Relevance Excess weight gain in pregnancy has been shown to be a modifiable risk factor for excess weight in childhood, thus contributing to the intergenerational cycle of obesity. There is an opportunity to interfere with this cycle during the peri-pregnancy period, as women's motivation to engage in behaviour change is elevated and contact with their primary care providers is frequent.
Research Question and Hypothesis What impact does training family physicians to regularly refer to the IOM trajectories and provide feedback about GWG ("training in the use of IOM charts") during routine prenatal visits, compared to usual care, have on congruence of total GWG with IOM guidelines? Null Hypothesis: there is no difference in the congruence of total GWG with IOM guidelines between women whose family physicians were assigned to training in the use of the IOM charts and those whose family physicians were assigned to usual care.
The following are the objectives for this study:
- To compare the congruence of total GWG with IOM guidelines between women whose family physicians were assigned to training in the use of IOM trajectories and those whose family physicians were assigned to usual care.
- To explore the relationship between other independent variables (maternal age, parity, committed relationship and smoking) and congruence of total GWG with IOM guidelines, for women whose family physicians were assigned to training in the use of IOM trajectories and for those whose family physicians were assigned to usual care.
|Condition or disease||Intervention/treatment||Phase|
|Gestational Weight Gain||Behavioral: Training in the use of IOM charts||Not Applicable|
|Study Type :||Interventional (Clinical Trial)|
|Estimated Enrollment :||530 participants|
|Intervention Model:||Parallel Assignment|
|Official Title:||MANAGEMENT OF GESTATIONAL WEIGHT GAIN BY FAMILY PHYSICIANS: SEEKING CONGRUENCE WITH GUIDELINES|
|Study Start Date :||January 2017|
|Estimated Primary Completion Date :||December 2018|
|Estimated Study Completion Date :||December 2019|
Experimental: Training in the use of IOM charts
Training family physicians to regularly refer to the Institute of Medicine guideline trajectories and provide feedback about GWG ("training in the use of IOM charts") during routine prenatal visits.
Behavioral: Training in the use of IOM charts
No Intervention: Usual care
Family physicians providing usual prenatal care.
- Congruence with gestational weight gain guidelines [ Time Frame: up to 38 weeks after enrolment ]The congruence of total gestational weight gain with Institute of Medicine guidelines based on pre-pregnancy body mass index.
Please refer to this study by its ClinicalTrials.gov identifier (NCT number): NCT01803698
|Contact: Helena Piccinini-Vallis, MSc MDemail@example.com|

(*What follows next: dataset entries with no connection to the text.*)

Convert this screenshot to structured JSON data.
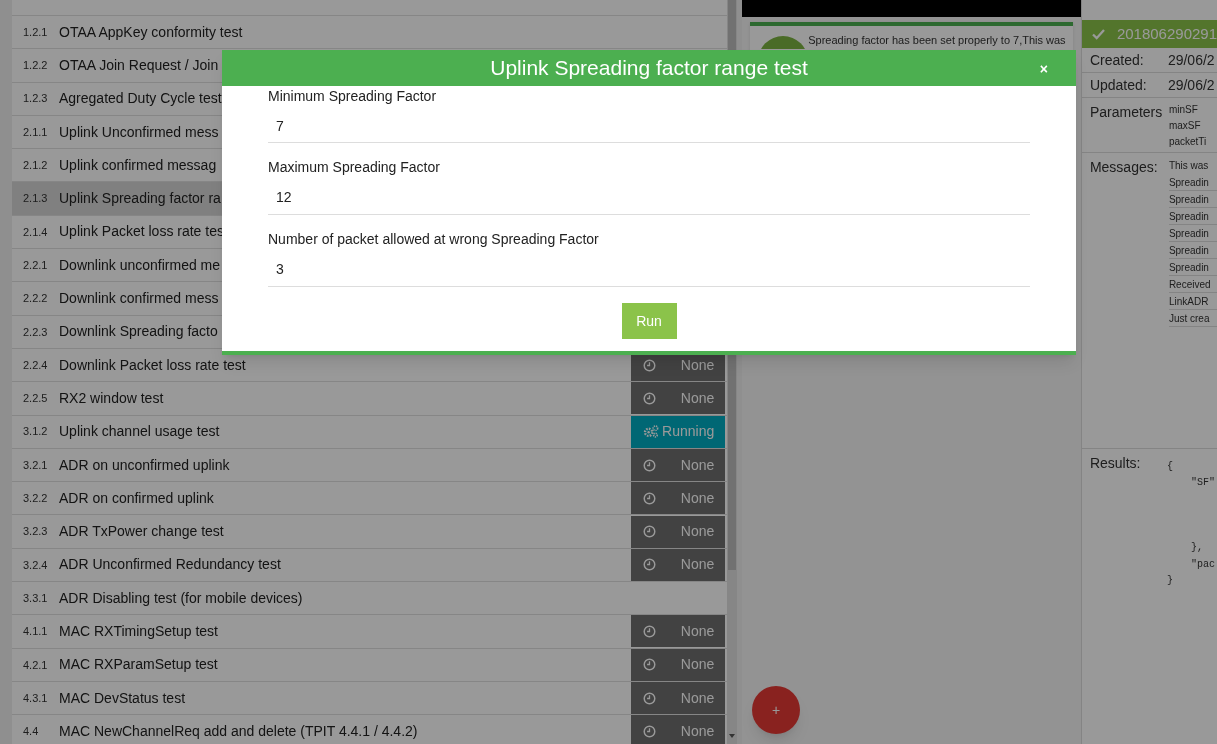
{
  "tests": [
    {
      "number": "1.2.1",
      "name": "OTAA AppKey conformity test",
      "selected": false
    },
    {
      "number": "1.2.2",
      "name": "OTAA Join Request / Join",
      "selected": false
    },
    {
      "number": "1.2.3",
      "name": "Agregated Duty Cycle test",
      "selected": false
    },
    {
      "number": "2.1.1",
      "name": "Uplink Unconfirmed mess",
      "selected": false
    },
    {
      "number": "2.1.2",
      "name": "Uplink confirmed messag",
      "selected": false
    },
    {
      "number": "2.1.3",
      "name": "Uplink Spreading factor ra",
      "selected": true
    },
    {
      "number": "2.1.4",
      "name": "Uplink Packet loss rate tes",
      "selected": false
    },
    {
      "number": "2.2.1",
      "name": "Downlink unconfirmed me",
      "selected": false
    },
    {
      "number": "2.2.2",
      "name": "Downlink confirmed mess",
      "selected": false
    },
    {
      "number": "2.2.3",
      "name": "Downlink Spreading facto",
      "selected": false
    },
    {
      "number": "2.2.4",
      "name": "Downlink Packet loss rate test",
      "selected": false,
      "status": {
        "kind": "none",
        "label": "None"
      }
    },
    {
      "number": "2.2.5",
      "name": "RX2 window test",
      "selected": false,
      "status": {
        "kind": "none",
        "label": "None"
      }
    },
    {
      "number": "3.1.2",
      "name": "Uplink channel usage test",
      "selected": false,
      "status": {
        "kind": "running",
        "label": "Running"
      }
    },
    {
      "number": "3.2.1",
      "name": "ADR on unconfirmed uplink",
      "selected": false,
      "status": {
        "kind": "none",
        "label": "None"
      }
    },
    {
      "number": "3.2.2",
      "name": "ADR on confirmed uplink",
      "selected": false,
      "status": {
        "kind": "none",
        "label": "None"
      }
    },
    {
      "number": "3.2.3",
      "name": "ADR TxPower change test",
      "selected": false,
      "status": {
        "kind": "none",
        "label": "None"
      }
    },
    {
      "number": "3.2.4",
      "name": "ADR Unconfirmed Redundancy test",
      "selected": false,
      "status": {
        "kind": "none",
        "label": "None"
      }
    },
    {
      "number": "3.3.1",
      "name": "ADR Disabling test (for mobile devices)",
      "selected": false
    },
    {
      "number": "4.1.1",
      "name": "MAC RXTimingSetup test",
      "selected": false,
      "status": {
        "kind": "none",
        "label": "None"
      }
    },
    {
      "number": "4.2.1",
      "name": "MAC RXParamSetup test",
      "selected": false,
      "status": {
        "kind": "none",
        "label": "None"
      }
    },
    {
      "number": "4.3.1",
      "name": "MAC DevStatus test",
      "selected": false,
      "status": {
        "kind": "none",
        "label": "None"
      }
    },
    {
      "number": "4.4",
      "name": "MAC NewChannelReq add and delete (TPIT 4.4.1 / 4.4.2)",
      "selected": false,
      "status": {
        "kind": "none",
        "label": "None"
      }
    }
  ],
  "detail": {
    "message": "Spreading factor has been set properly to 7,This was",
    "fab": "+"
  },
  "result": {
    "id": "201806290291",
    "created_label": "Created:",
    "created": "29/06/2",
    "updated_label": "Updated:",
    "updated": "29/06/2",
    "parameters_label": "Parameters",
    "parameters": [
      "minSF",
      "maxSF",
      "packetTi"
    ],
    "messages_label": "Messages:",
    "messages": [
      "This was",
      "Spreadin",
      "Spreadin",
      "Spreadin",
      "Spreadin",
      "Spreadin",
      "Spreadin",
      "Received",
      "LinkADR",
      "Just crea"
    ],
    "results_label": "Results:",
    "results": "{\n    \"SF\"\n\n\n\n    },\n    \"pac\n}"
  },
  "modal": {
    "title": "Uplink Spreading factor range test",
    "close": "×",
    "fields": [
      {
        "label": "Minimum Spreading Factor",
        "value": "7"
      },
      {
        "label": "Maximum Spreading Factor",
        "value": "12"
      },
      {
        "label": "Number of packet allowed at wrong Spreading Factor",
        "value": "3"
      }
    ],
    "button": "Run"
  }
}
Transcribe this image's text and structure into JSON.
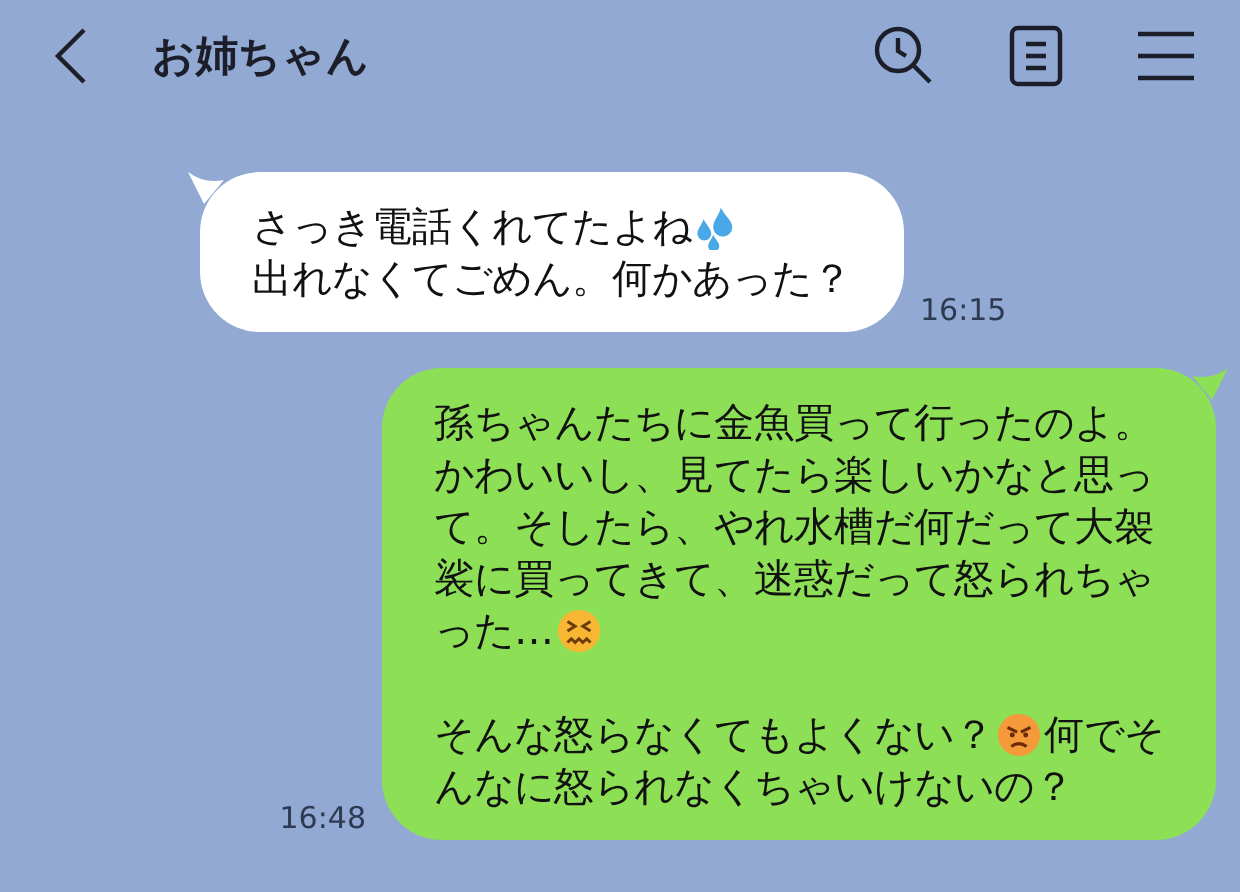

|Canada, Nova Scotia|
|Halifax Regional Municipality||Not yet recruiting|
|Halifax, Nova Scotia, Canada|
|Principal Investigator:||Helena Piccinini-Vallis, MSc MD||Department of Family Medicine Dalhousie University|